Beyond the merriment that the very light jet is coming to market, the insurance industry is preparing to drop the curtain in the final act.
Last month James Bass replaced Chuck Suma as president and CEO of Piper Aircraft. The change was announced in a terse statement by the Vero Beach, Fla. manufacturer, but the decision would have been made by American Capital Strategies, the Bethesda, Md., investment firm that purchased Piper in 2003.
Cutter Aviation-Dallas is using the high-end car dealership as a model on which to base its facility, a strategy that is working well, said Andy Biery, general manager of the company’s operation at Dallas Executive Airport (RBD). Biery said the facility is designed to maximize customer interaction with key Cutter personnel, including service managers and parts and sales representatives.
Piper’s new CEO, James Bass, said his company is still considering introducing a very light jet, telling AIN that it is an “important component of our product development strategy.” But as the company has said in the past, it “cannot offer specifics today on timing or configuration.
Two weeks after Honda revealed its long-anticipated commercial plans for the HondaJet, the Japanese company on August 8 established a wholly owned subsidiary–Honda Aircraft–that will develop, market and produce the engine-over-the-wing very light twinjet.
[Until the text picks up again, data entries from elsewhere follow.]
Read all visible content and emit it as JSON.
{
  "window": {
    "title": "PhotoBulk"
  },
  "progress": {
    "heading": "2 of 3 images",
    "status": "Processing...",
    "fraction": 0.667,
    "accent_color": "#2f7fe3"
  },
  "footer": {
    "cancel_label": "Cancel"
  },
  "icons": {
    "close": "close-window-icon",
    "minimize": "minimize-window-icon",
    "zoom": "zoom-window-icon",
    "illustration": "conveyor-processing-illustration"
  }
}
The new company will be based at the Piedmont Triad International Airport in Greensboro, N.C., where the HondaJet prototype was assembled and has been engaged in test flying since Dec.
Honda announced on July 25 at EAA AirVenture in Oshkosh, Wis., that it will “enter the HondaJet into the growing very light jet market.” According to project leader and vice president of Honda R&D Americas Michimasa Fujino, Honda will establish a new U.S. company to produce and certify the over-the-wing-engine twinjet in the U.S. Honda plans to certify the HondaJet in 2009 or 2010 under FAR Part 23.